Making space for veterans

If soldiers make it home, the war comes with them. Every day, about 18 of them implode in suicide.
November 8, 2012

As a combat veteran, I find it tragic that election day always falls just before Veterans Day. Every couple years, the nation waits breathlessly to see who will sit in Washington for them. Nobody seems to have any energy left a week later to remember those who sat in foxholes for them. Despite all the cheap jokes about how sleazy politicians are, Americans seem more concerned with these politicians than with the “Next Greatest Generation.”

Maybe you think Americans pay enough attention to our troops. But how many Americans know that veterans have a suicide rate more than twice that of non-veterans? Or that suicide is the leading cause of death in the Army?

These facts often catch people by surprise, even though they’ve been the case for at least seven of the 12 years we’ve been at war. I hear from pastors and laypeople every year around this time (as well as around Memorial Day). They describe worship services and Bible studies that echo assumptions and expectations about war and soldiering—assumptions and expectations formed not by the Bible or our traditions, but by popular culture and the media. Veterans and service members are often asked to stand and be recognized in worship. Preaching on soldiers seems to stick to the familiar passages about centurions, passages that do not reflect soldiers’ experiences in war.

Take it from me, part of “the other one percent” who have served: the culture gets it wrong.

Our culture too often thinks in binaries: good and evil, us and them, hero and villain. But war isn’t like this. War builds soldiers up and breaks them in half, and sometimes they can’t tell which one is happening to them.

A year ago, a West Point ethicist told students and faculty at Duke Divinity School that “there is both beauty and tragedy in war,” that charity and monstrosity exist side by side. One day a soldier might see a friend abuse a detainee; the next the same friend jumps on a grenade. Is he a sadistic monster or a chivalrous hero?

And what do you call having to run over a child because she failed to get out of the way during a tense convoy in hostile territory? Evil, for taking the life of a child? Good, for protecting one’s friends from enemy opportunism? God only knows. God alone gets it right.

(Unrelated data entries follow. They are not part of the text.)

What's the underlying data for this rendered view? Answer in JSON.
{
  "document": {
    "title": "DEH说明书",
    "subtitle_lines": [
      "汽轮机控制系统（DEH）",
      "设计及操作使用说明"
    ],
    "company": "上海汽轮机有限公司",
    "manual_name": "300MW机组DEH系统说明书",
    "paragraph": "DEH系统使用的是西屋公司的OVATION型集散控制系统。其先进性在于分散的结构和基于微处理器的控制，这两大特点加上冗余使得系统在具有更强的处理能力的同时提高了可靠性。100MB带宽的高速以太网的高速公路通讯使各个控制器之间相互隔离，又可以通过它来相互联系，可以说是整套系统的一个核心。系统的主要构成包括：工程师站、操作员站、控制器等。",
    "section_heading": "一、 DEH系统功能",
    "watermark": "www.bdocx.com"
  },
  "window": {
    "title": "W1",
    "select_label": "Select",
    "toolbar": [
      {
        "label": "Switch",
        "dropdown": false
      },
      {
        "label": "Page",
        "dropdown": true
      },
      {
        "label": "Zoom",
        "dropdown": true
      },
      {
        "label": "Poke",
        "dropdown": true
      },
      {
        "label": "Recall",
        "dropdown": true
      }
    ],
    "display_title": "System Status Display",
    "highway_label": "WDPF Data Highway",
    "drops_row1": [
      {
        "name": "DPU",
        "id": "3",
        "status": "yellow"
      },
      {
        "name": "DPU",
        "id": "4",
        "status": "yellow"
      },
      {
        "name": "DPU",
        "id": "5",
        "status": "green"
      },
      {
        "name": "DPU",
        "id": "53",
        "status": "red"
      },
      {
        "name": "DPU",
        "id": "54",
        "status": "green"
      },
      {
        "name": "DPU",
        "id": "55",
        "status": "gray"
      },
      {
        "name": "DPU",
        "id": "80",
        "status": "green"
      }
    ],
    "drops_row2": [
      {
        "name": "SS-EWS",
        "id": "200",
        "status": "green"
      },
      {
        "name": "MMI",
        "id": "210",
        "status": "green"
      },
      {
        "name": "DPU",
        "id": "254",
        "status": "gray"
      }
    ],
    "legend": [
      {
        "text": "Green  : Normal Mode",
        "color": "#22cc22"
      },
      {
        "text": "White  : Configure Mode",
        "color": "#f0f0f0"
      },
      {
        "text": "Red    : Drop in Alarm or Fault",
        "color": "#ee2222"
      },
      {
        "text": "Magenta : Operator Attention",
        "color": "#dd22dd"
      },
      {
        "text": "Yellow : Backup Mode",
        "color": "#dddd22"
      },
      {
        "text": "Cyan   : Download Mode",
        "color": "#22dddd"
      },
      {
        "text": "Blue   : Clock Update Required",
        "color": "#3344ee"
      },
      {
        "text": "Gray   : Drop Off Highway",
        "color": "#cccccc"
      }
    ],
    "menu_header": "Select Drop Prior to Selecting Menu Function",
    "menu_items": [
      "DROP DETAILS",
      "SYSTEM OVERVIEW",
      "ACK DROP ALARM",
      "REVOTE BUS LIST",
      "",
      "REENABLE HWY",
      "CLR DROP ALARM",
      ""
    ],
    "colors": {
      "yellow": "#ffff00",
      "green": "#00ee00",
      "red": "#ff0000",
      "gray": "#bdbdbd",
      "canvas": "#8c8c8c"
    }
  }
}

Soldiers certainly do not. If they make it home, the war comes with them. Every day, about 18 of them implode in suicide. A smaller number explode in violence against others. Both are manifestations of the deep moral, psychological and spiritual tumult set in motion by military service. Christians must take notice, must be deliberate in responding to the moral pain reflected in these hidden wounds of war. An emerging field of study calls this moral injury: a psycho-social ailment induced by, according to Veterans Affairs clinicians, “perpetrating, failing to prevent, bearing witness to, or learning about acts that transgress deeply held moral beliefs and expectations.”

Veterans Day offers the world the chance to honor the service of those few who have accepted the great burden of soldiering. After all, soldiers stand ready to show what John’s Gospel calls the greatest love that can be shown: the readiness to lay down one’s life.

But the day also offers the church an opportunity to reflect on its own veterans: the centurion of great faith, Cornelius, Martin of Tours (patron saint of soldiers and chaplains, whose November 11 feast day predates Veterans Day by 15 centuries), Francis of Assisi (an Italian soldier and prisoner of war who turned his back on war in 1204), Ignatius of Loyola (a Spanish knight whose order, the Jesuits, are sometimes called “God’s Marines”).

The church gets it right: each of these soldiers passed through intense periods of reflection and repentance. Our veterans need space to grieve even the necessary evils they’ve done, witnessed, or failed to prevent. Churches can let them tell their own story—instead of having it told to them in simple terms of good and evil. In the fog of war, it is hard to tell the two apart.